This picture taken on January 9, 2014 shows burned furniture and motorcycles being loaded onto a police truck after a riot by workers at the site of construction of a Samsung factory in northern province of Thai Nguyen
Vietnamese police said on Friday they had launched an investigation into a riot at a multi-billion dollar Samsung factory that left 13 people injured, four critically.
Violence broke out between security guards and local construction workers early on Thursday in northern Thai Nguyen province where the South Korean electronics giant is building a $3.2 billion high-tech complex.
"We have opened an investigation into the regrettable disorder in which 11 factory guards and two policemen were injured," Nguyen Nhu Tuan, director of the provincial police, told AFP.
"This is a serious matter because some workers even attacked and injured local policemen who were brought in," he said, adding that it took about four hours to restore order.
According to reports in state-run media, the violence was sparked when a worker, who had arrived late, was beaten by security guards when he tried to enter the site.
Hundreds of other workers then hurled bricks and rocks at the guards before setting fire to containers being used as offices and dozens of motorbikes.
Videos of the violence posted on YouTube, which AFP was unable to verify, showed huge plumes of smoke rising over the factory complex.
Samsung said in a statement that there had been "a brief altercation" at its site in Thai Nguyen but said "the construction work in the area was not affected".
"We will do our utmost to prevent any such incidents from recurring in the future," the company said in a statement posted on its official blog.
Construction began last year on the plant, which will assemble cell phones, tablets and microprocessors, state-run Thanh Nien reported.
Samsung Electronics already has a $2.5 billion facility in the northern Bac Ninh Province's Yen Phong Industrial Zone, which makes mobile phones and tablets.
Violent labour disputes are uncommon in authoritarian Vietnam where the communist government is attempting to attract more high-tech manufacturing, in a bid to move away from traditional exports of garments and low-end agricultural products.

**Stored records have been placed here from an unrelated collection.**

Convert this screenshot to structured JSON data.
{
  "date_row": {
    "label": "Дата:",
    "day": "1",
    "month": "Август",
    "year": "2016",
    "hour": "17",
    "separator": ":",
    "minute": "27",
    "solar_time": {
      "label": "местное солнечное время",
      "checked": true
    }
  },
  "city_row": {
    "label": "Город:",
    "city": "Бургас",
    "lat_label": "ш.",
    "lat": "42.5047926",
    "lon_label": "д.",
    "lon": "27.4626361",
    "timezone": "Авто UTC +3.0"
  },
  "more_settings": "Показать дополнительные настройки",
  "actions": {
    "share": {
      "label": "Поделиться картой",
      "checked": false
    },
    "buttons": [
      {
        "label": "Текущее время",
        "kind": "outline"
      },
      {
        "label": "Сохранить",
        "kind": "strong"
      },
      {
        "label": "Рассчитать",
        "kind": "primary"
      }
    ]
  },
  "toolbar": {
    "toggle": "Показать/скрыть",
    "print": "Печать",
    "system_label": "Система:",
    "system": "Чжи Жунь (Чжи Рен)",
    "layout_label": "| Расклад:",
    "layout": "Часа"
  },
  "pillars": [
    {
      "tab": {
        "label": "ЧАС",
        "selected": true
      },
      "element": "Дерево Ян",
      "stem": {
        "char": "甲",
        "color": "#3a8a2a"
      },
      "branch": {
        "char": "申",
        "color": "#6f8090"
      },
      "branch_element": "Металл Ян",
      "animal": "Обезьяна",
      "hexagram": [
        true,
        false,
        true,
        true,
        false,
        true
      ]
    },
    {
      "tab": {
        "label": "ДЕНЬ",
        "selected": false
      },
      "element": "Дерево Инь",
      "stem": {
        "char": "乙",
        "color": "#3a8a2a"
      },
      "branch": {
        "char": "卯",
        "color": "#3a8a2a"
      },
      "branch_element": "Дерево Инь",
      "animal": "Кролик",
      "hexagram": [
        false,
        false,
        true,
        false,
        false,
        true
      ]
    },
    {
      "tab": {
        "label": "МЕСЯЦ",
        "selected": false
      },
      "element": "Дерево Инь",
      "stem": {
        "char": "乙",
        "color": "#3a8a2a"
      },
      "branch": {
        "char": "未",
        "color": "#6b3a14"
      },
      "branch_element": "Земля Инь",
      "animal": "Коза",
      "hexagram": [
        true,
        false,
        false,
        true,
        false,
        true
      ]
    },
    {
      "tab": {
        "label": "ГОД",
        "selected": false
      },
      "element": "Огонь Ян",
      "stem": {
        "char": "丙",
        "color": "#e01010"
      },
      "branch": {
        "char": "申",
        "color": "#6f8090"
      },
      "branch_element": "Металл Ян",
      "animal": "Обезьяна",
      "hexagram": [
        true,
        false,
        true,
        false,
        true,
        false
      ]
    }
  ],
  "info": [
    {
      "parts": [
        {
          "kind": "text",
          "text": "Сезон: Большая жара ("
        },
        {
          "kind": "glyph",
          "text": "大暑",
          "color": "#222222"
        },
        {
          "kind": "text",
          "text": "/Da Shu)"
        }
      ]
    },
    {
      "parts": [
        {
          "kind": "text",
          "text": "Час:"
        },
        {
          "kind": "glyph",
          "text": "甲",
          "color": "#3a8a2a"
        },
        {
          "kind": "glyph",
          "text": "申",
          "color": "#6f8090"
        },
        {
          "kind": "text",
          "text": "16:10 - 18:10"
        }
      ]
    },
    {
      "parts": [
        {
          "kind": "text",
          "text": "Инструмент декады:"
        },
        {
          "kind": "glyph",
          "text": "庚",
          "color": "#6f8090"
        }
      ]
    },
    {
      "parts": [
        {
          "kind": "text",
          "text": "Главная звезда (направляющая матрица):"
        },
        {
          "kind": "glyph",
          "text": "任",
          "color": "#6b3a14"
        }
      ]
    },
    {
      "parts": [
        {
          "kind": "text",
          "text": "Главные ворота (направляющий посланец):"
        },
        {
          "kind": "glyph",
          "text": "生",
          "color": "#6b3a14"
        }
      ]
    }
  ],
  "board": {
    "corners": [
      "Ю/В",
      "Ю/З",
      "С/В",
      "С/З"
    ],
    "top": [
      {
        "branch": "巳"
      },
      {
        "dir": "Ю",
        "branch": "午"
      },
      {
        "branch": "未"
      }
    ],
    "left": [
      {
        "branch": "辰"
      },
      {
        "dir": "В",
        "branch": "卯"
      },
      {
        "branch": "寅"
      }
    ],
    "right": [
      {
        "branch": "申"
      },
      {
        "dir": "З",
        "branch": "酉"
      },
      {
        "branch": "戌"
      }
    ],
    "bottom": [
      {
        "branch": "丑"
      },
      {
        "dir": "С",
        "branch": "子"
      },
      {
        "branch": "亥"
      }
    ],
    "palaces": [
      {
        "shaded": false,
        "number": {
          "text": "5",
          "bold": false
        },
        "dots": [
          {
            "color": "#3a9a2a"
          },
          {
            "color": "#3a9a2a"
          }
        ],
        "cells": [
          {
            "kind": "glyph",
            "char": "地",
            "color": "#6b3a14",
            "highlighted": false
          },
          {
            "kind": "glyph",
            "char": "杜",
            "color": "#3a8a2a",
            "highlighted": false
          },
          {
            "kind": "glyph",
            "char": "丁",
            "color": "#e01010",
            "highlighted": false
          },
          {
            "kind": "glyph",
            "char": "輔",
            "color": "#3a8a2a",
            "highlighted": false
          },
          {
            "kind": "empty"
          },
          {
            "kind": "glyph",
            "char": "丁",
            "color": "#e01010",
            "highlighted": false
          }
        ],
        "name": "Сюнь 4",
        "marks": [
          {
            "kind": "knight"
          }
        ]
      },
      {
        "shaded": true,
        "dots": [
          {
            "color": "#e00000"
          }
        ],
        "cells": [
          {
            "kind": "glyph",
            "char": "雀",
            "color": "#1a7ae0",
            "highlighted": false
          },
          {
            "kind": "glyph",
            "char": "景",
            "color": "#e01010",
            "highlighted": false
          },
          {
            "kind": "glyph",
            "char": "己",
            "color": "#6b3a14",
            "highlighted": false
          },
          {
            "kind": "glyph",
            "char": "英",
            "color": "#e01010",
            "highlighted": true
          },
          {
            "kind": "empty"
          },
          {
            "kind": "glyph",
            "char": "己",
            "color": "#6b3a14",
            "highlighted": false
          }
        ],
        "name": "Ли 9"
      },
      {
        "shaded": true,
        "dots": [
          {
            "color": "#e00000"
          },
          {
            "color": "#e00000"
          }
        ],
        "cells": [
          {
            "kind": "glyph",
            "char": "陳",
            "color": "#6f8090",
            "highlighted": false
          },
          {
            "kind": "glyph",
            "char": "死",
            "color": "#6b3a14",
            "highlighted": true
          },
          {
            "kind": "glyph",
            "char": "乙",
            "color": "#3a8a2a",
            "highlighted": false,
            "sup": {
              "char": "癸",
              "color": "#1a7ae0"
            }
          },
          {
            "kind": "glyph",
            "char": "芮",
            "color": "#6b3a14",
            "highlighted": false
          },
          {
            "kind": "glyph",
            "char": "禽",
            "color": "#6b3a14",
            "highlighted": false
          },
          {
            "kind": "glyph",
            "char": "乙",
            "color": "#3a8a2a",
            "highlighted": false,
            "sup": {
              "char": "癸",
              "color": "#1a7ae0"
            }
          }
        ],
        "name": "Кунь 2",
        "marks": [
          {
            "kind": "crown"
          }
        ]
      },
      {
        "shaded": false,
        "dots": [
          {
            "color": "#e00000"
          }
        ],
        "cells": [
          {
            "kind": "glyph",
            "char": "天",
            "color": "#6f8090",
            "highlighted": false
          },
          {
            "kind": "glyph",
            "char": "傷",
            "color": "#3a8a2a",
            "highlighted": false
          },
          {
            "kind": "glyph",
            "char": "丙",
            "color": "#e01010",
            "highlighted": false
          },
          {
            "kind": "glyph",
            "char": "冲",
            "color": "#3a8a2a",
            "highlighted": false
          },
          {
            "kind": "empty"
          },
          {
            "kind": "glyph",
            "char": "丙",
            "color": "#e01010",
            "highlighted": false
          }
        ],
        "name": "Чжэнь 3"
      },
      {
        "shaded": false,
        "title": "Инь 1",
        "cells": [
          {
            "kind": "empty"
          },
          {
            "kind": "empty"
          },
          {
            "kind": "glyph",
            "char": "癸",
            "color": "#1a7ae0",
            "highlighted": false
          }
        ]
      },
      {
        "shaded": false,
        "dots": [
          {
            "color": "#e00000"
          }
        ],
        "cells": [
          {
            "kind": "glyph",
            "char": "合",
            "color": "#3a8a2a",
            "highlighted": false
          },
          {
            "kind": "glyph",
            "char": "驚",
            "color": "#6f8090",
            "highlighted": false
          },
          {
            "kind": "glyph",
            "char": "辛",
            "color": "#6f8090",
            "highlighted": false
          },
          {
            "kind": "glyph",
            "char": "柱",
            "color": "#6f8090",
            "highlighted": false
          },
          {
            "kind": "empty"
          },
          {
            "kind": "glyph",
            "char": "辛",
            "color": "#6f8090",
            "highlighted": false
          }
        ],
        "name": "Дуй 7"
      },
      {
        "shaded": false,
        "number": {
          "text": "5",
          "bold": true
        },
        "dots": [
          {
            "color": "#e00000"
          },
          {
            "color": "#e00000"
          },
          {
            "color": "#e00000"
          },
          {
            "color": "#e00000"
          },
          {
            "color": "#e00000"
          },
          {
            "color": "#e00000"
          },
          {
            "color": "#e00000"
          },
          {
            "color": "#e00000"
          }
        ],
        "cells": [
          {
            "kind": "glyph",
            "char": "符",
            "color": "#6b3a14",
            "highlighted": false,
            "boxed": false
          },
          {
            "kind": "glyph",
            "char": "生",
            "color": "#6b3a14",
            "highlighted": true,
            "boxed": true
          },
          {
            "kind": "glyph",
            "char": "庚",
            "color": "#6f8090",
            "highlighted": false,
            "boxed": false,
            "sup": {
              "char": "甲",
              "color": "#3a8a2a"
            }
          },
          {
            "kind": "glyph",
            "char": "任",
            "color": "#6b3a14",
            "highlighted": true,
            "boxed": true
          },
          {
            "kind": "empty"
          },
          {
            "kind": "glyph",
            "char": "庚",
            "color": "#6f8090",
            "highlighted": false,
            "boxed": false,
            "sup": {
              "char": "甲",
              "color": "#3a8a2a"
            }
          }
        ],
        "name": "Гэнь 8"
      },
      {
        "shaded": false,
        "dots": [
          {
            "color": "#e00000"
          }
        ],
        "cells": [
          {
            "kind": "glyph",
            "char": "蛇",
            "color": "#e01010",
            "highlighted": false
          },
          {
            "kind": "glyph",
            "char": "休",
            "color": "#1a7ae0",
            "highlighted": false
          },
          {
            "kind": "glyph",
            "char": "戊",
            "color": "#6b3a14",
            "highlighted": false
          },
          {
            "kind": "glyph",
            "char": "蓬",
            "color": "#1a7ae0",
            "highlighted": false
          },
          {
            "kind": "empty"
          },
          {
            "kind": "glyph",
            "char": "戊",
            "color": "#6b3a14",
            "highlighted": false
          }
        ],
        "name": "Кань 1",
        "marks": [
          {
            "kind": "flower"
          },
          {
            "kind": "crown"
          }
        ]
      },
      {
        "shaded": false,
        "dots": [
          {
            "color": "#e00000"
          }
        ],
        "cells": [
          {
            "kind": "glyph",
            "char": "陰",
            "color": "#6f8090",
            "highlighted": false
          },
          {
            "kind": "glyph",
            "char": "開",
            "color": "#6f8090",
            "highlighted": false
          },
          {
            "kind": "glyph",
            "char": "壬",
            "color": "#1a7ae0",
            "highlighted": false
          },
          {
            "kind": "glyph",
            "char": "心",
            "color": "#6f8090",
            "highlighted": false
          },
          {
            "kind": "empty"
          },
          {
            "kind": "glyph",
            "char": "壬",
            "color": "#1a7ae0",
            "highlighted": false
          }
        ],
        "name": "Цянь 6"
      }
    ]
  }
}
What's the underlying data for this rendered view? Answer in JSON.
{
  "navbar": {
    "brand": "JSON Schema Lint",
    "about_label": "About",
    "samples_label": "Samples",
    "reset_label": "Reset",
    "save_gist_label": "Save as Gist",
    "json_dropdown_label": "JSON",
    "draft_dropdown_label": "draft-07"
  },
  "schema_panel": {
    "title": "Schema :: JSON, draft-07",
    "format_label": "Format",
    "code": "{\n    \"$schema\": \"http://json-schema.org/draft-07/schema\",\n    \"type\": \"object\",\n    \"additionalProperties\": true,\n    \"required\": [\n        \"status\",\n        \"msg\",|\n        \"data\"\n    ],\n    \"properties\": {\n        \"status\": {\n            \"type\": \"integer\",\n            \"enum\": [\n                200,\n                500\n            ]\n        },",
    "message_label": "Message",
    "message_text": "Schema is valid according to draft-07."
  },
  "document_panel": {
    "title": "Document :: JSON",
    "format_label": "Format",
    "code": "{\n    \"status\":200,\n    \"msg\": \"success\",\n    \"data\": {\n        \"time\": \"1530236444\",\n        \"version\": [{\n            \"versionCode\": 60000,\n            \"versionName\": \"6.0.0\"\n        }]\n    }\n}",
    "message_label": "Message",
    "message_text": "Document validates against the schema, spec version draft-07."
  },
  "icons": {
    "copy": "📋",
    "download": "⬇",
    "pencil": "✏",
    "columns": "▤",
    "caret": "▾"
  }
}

A number of tech firms, including Samsung, Intel and Nokia, have set up manufacturing bases in Vietnam, which has far lower labour costs than neighbouring China, with a minimum wage of between $90 and $130 a month.